Élisabeth Charlotte d'Orléans was a petite-fille de France, and duchess of Lorraine and Bar by marriage to Leopold, Duke of Lorraine. She was regent of Lorraine and Bar during the minority (1729–1730) and absence of her son (1730–1737), and suo jure Princess of Commercy 1737–1744. Among her children was Francis I, Holy Roman Emperor, a co-founder of the House of Habsburg-Lorraine.
Chanteheux is a commune in the Meurthe-et-Moselle department in north-eastern France.

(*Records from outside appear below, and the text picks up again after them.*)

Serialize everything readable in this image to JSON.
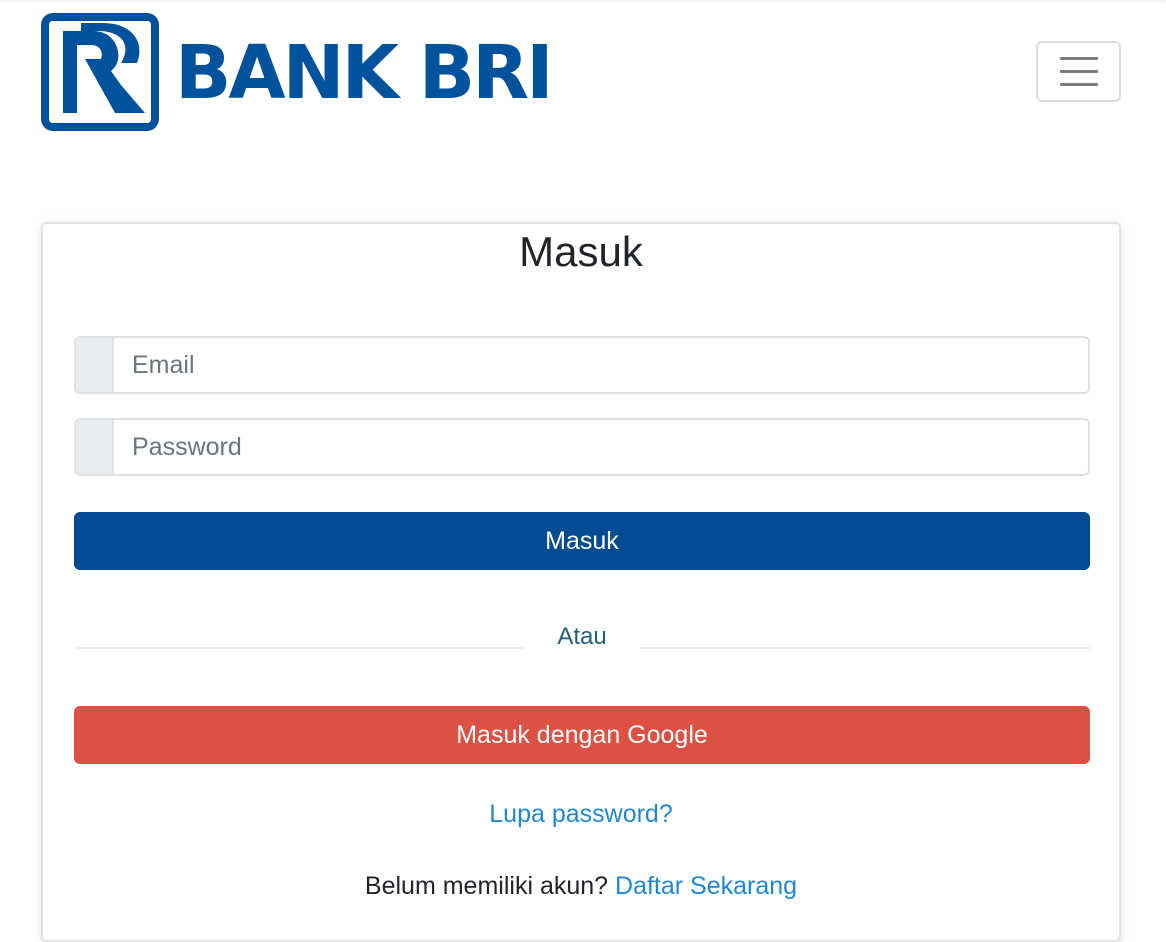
{
  "brand": {
    "name": "BANK BRI",
    "color": "#00529c"
  },
  "navbar": {
    "menu_icon": "hamburger-menu-icon"
  },
  "login": {
    "title": "Masuk",
    "email_placeholder": "Email",
    "password_placeholder": "Password",
    "submit_label": "Masuk",
    "divider_text": "Atau",
    "google_label": "Masuk dengan Google",
    "forgot_label": "Lupa password?",
    "signup_prompt": "Belum memiliki akun?",
    "signup_link": "Daftar Sekarang"
  },
  "colors": {
    "primary_button": "#034c93",
    "google_button": "#dd5145",
    "link": "#1e88d6"
  }
}
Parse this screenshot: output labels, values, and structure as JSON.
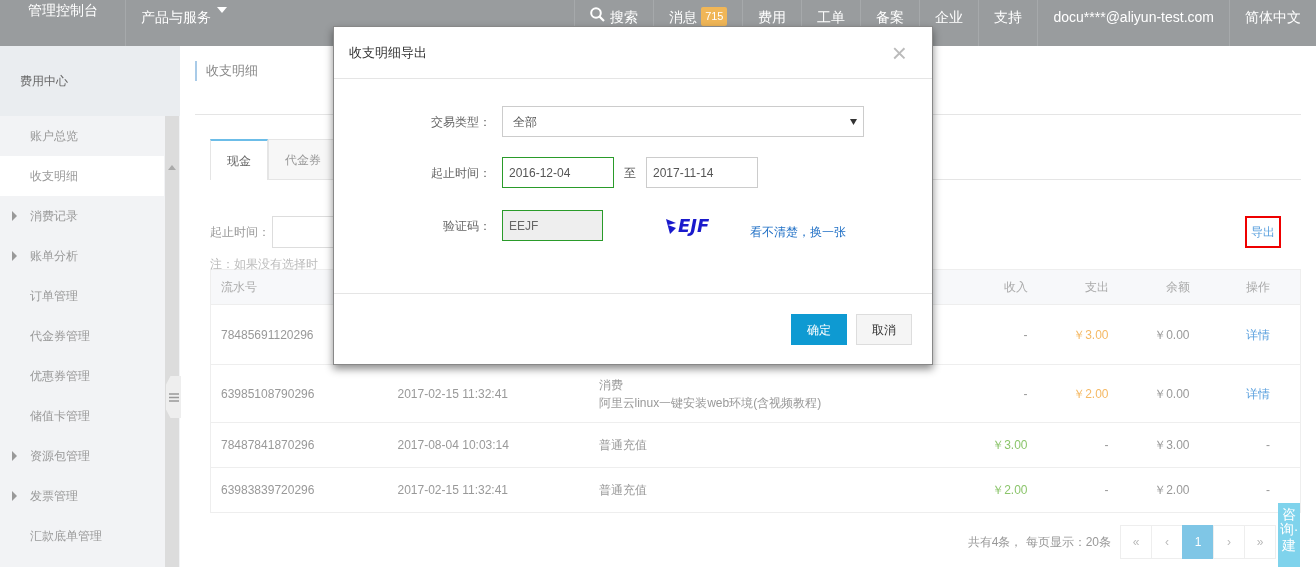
{
  "topnav": {
    "brand": "管理控制台",
    "products": "产品与服务",
    "search": "搜索",
    "messages": {
      "label": "消息",
      "count": "715"
    },
    "links": [
      "费用",
      "工单",
      "备案",
      "企业",
      "支持"
    ],
    "account": "docu****@aliyun-test.com",
    "language": "简体中文"
  },
  "sidebar": {
    "title": "费用中心",
    "items": [
      {
        "label": "账户总览",
        "expandable": false,
        "selected": false
      },
      {
        "label": "收支明细",
        "expandable": false,
        "selected": true
      },
      {
        "label": "消费记录",
        "expandable": true,
        "selected": false
      },
      {
        "label": "账单分析",
        "expandable": true,
        "selected": false
      },
      {
        "label": "订单管理",
        "expandable": false,
        "selected": false
      },
      {
        "label": "代金券管理",
        "expandable": false,
        "selected": false
      },
      {
        "label": "优惠券管理",
        "expandable": false,
        "selected": false
      },
      {
        "label": "储值卡管理",
        "expandable": false,
        "selected": false
      },
      {
        "label": "资源包管理",
        "expandable": true,
        "selected": false
      },
      {
        "label": "发票管理",
        "expandable": true,
        "selected": false
      },
      {
        "label": "汇款底单管理",
        "expandable": false,
        "selected": false
      }
    ]
  },
  "page_title": "收支明细",
  "tabs": [
    {
      "label": "现金",
      "selected": true
    },
    {
      "label": "代金券",
      "selected": false
    }
  ],
  "filter": {
    "label": "起止时间：",
    "note": "注：如果没有选择时",
    "export": "导出"
  },
  "table": {
    "columns": {
      "serial": "流水号",
      "income": "收入",
      "expense": "支出",
      "balance": "余额",
      "action": "操作"
    },
    "rows": [
      {
        "serial": "78485691120296",
        "income": "-",
        "expense": "￥3.00",
        "balance": "￥0.00",
        "action": "详情"
      },
      {
        "serial": "63985108790296",
        "time": "2017-02-15 11:32:41",
        "type": [
          "消费",
          "阿里云linux一键安装web环境(含视频教程)"
        ],
        "income": "-",
        "expense": "￥2.00",
        "balance": "￥0.00",
        "action": "详情"
      },
      {
        "serial": "78487841870296",
        "time": "2017-08-04 10:03:14",
        "type": [
          "普通充值"
        ],
        "income": "￥3.00",
        "expense": "-",
        "balance": "￥3.00",
        "action": "-"
      },
      {
        "serial": "63983839720296",
        "time": "2017-02-15 11:32:41",
        "type": [
          "普通充值"
        ],
        "income": "￥2.00",
        "expense": "-",
        "balance": "￥2.00",
        "action": "-"
      }
    ]
  },
  "pagination": {
    "summary": "共有4条， 每页显示：20条",
    "pages": [
      {
        "label": "«",
        "selected": false
      },
      {
        "label": "‹",
        "selected": false
      },
      {
        "label": "1",
        "selected": true
      },
      {
        "label": "›",
        "selected": false
      },
      {
        "label": "»",
        "selected": false
      }
    ]
  },
  "dialog": {
    "title": "收支明细导出",
    "close": "×",
    "type": {
      "label": "交易类型：",
      "value": "全部"
    },
    "range": {
      "label": "起止时间：",
      "start": {
        "value": "2016-12-04",
        "valid": true
      },
      "separator": "至",
      "end": {
        "value": "2017-11-14",
        "valid": false
      }
    },
    "captcha": {
      "label": "验证码：",
      "value": "EEJF",
      "valid": true,
      "image_text": "EJF",
      "refresh": "看不清楚，换一张"
    },
    "buttons": [
      {
        "label": "确定",
        "kind": "primary"
      },
      {
        "label": "取消",
        "kind": "secondary"
      }
    ]
  },
  "consult_widget": "咨询·建"
}
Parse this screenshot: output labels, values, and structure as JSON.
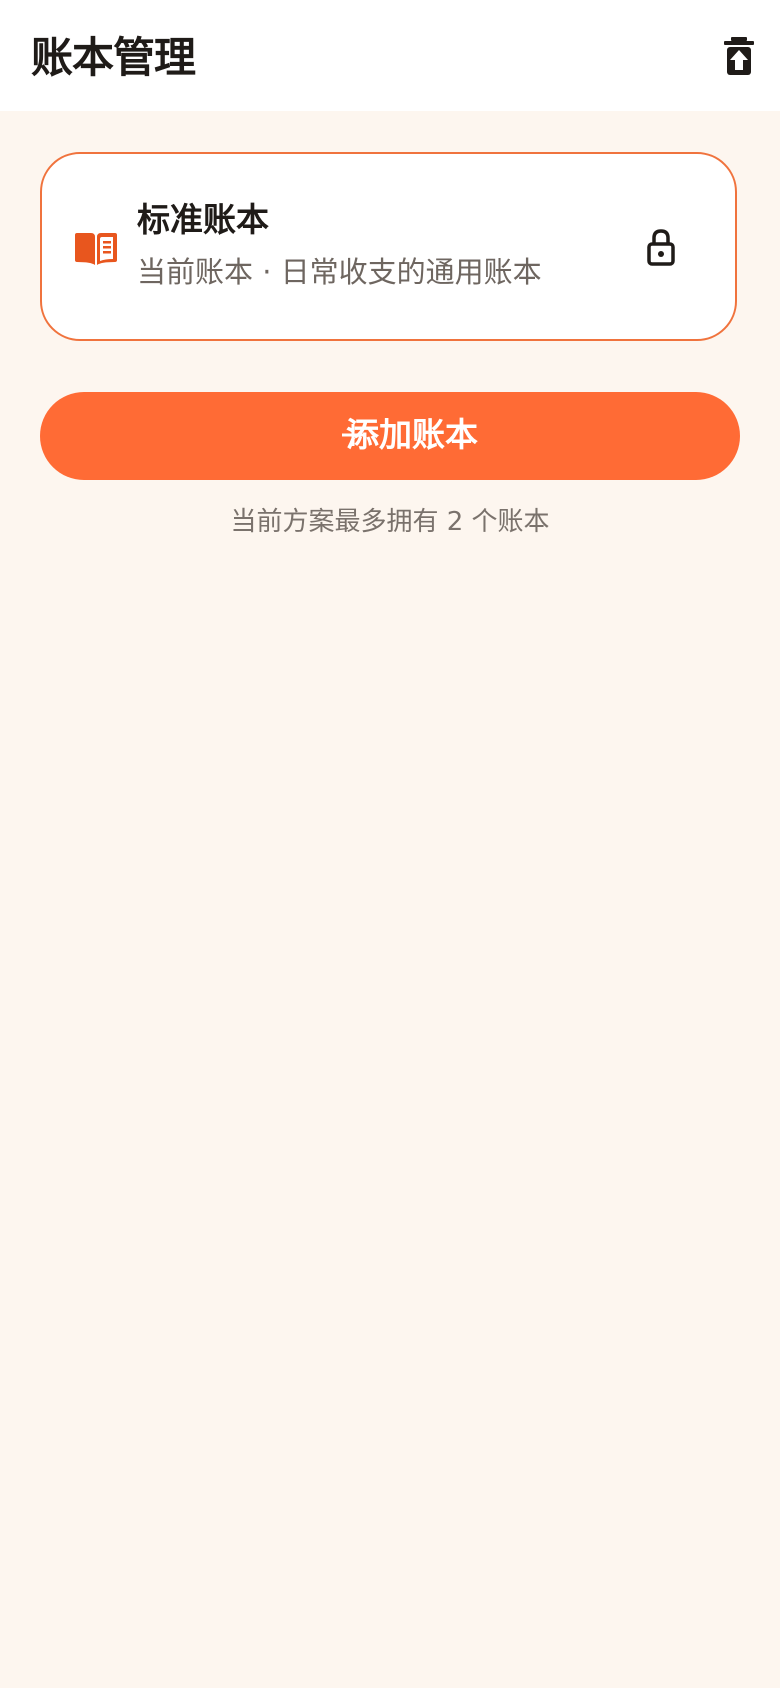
{
  "header": {
    "title": "账本管理",
    "action_icon": "trash-restore-icon"
  },
  "current_book": {
    "icon": "open-book-icon",
    "name": "标准账本",
    "description": "当前账本 · 日常收支的通用账本",
    "status_icon": "lock-icon"
  },
  "add_button": {
    "icon": "plus-icon",
    "label": "添加账本"
  },
  "plan_note": "当前方案最多拥有 2 个账本",
  "colors": {
    "accent": "#FF6B35",
    "card_border": "#F0733D",
    "book_icon": "#E8561E",
    "background": "#FDF6EF",
    "title_text": "#1F1B18",
    "secondary_text": "#6E6660"
  }
}
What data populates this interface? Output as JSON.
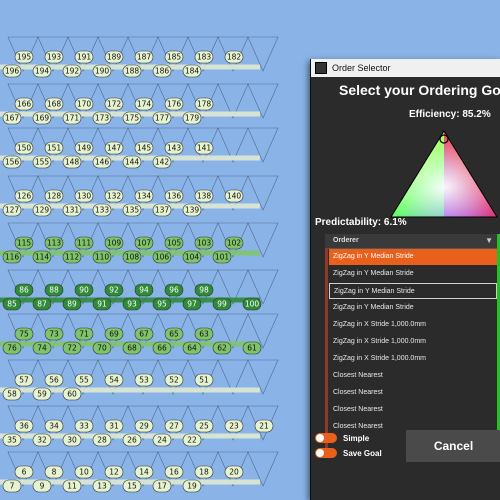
{
  "background_color": "#8ab4e8",
  "node_color": "#e6f3d0",
  "grid_rows": [
    {
      "labels": [
        "195",
        "193",
        "191",
        "189",
        "187",
        "185",
        "183",
        "182"
      ],
      "left_labels": [
        "196",
        "194",
        "192",
        "190",
        "188",
        "186",
        "184"
      ],
      "shade": "light"
    },
    {
      "labels": [
        "166",
        "168",
        "170",
        "172",
        "174",
        "176",
        "178"
      ],
      "left_labels": [
        "167",
        "169",
        "171",
        "173",
        "175",
        "177",
        "179"
      ],
      "shade": "light"
    },
    {
      "labels": [
        "150",
        "151",
        "149",
        "147",
        "145",
        "143",
        "141"
      ],
      "left_labels": [
        "156",
        "155",
        "148",
        "146",
        "144",
        "142"
      ],
      "shade": "light"
    },
    {
      "labels": [
        "126",
        "128",
        "130",
        "132",
        "134",
        "136",
        "138",
        "140"
      ],
      "left_labels": [
        "127",
        "129",
        "131",
        "133",
        "135",
        "137",
        "139"
      ],
      "shade": "light"
    },
    {
      "labels": [
        "115",
        "113",
        "111",
        "109",
        "107",
        "105",
        "103",
        "102"
      ],
      "left_labels": [
        "116",
        "114",
        "112",
        "110",
        "108",
        "106",
        "104",
        "101"
      ],
      "shade": "mid"
    },
    {
      "labels": [
        "86",
        "88",
        "90",
        "92",
        "94",
        "96",
        "98"
      ],
      "left_labels": [
        "85",
        "87",
        "89",
        "91",
        "93",
        "95",
        "97",
        "99",
        "100"
      ],
      "shade": "dark"
    },
    {
      "labels": [
        "75",
        "73",
        "71",
        "69",
        "67",
        "65",
        "63"
      ],
      "left_labels": [
        "76",
        "74",
        "72",
        "70",
        "68",
        "66",
        "64",
        "62",
        "61"
      ],
      "shade": "mid"
    },
    {
      "labels": [
        "57",
        "56",
        "55",
        "54",
        "53",
        "52",
        "51"
      ],
      "left_labels": [
        "58",
        "59",
        "60"
      ],
      "shade": "light"
    },
    {
      "labels": [
        "36",
        "34",
        "33",
        "31",
        "29",
        "27",
        "25",
        "23",
        "21"
      ],
      "left_labels": [
        "35",
        "32",
        "30",
        "28",
        "26",
        "24",
        "22"
      ],
      "shade": "light"
    },
    {
      "labels": [
        "6",
        "8",
        "10",
        "12",
        "14",
        "16",
        "18",
        "20"
      ],
      "left_labels": [
        "7",
        "9",
        "11",
        "13",
        "15",
        "17",
        "19"
      ],
      "shade": "light"
    }
  ],
  "dialog": {
    "title": "Order Selector",
    "heading": "Select your Ordering Goal",
    "efficiency": "Efficiency: 85.2%",
    "predictability": "Predictability: 6.1%",
    "list_header": "Orderer",
    "rows": [
      "ZigZag in Y Median Stride",
      "ZigZag in Y Median Stride",
      "ZigZag in Y Median Stride",
      "ZigZag in Y Median Stride",
      "ZigZag in X Stride 1,000.0mm",
      "ZigZag in X Stride 1,000.0mm",
      "ZigZag in X Stride 1,000.0mm",
      "Closest Nearest",
      "Closest Nearest",
      "Closest Nearest",
      "Closest Nearest"
    ],
    "selected_index": 0,
    "focused_index": 2,
    "toggle_simple": "Simple",
    "toggle_save": "Save Goal",
    "cancel_label": "Cancel",
    "accent_color": "#e8601c",
    "green_color": "#22c022"
  }
}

Anne Charlotte of Lorraine was the Abbess of Remiremont and Mons. She was the thirteenth of fifteen children of Leopold, Duke of Lorraine, and his spouse Élisabeth Charlotte d'Orléans. Her mother was the niece of Louis XIV of France and sister of Philippe II, Duke of Orléans and Regent of France during the minority of Louis XV.
Léopold Clément, Hereditary Prince of Lorraine was heir apparent to the throne of the sovereign Duchy of Lorraine.
The Château de Commercy is a castle in the town of Commercy, in the Meuse department of France. It was the principal residence of the reigning Prince of Commercy and was built by Charles Henri de Lorraine. The site, château and grounds, was classified Monument historique in 1960, with the roofs and façades of the wings being classified in 1972.
Louis, Hereditary Prince of Lorraine was heir apparent to the throne of the sovereign Duchy of Lorraine.
Luneville Faience is one of the most famous French pottery manufacturers. It has been located in Lunéville, Lorraine, France since 1730.
The region of German Lorraine was the German-speaking part of Lorraine, now in France, that existed for centuries until into the 20th century. The name is also used more specifically in to refer to Bezirk Lothringen, that part of Lorraine that belonged to the German Empire from 1871–1918.
Anne Charles Basset de Montaigu, born 10 June 1751 in Versailles (Yvelines), died 8 May 1821 at Luneville was a general of the French Revolutionary and Napoleonic wars. Tainted by his association with Charles Pichegru, he was cleared by a courts-martial in 1797, and served subsequently in the Army of the Danube and in the Grande Armée until his retirement from military service in 1811.
|Wikimedia Commons has media related to Lunéville .|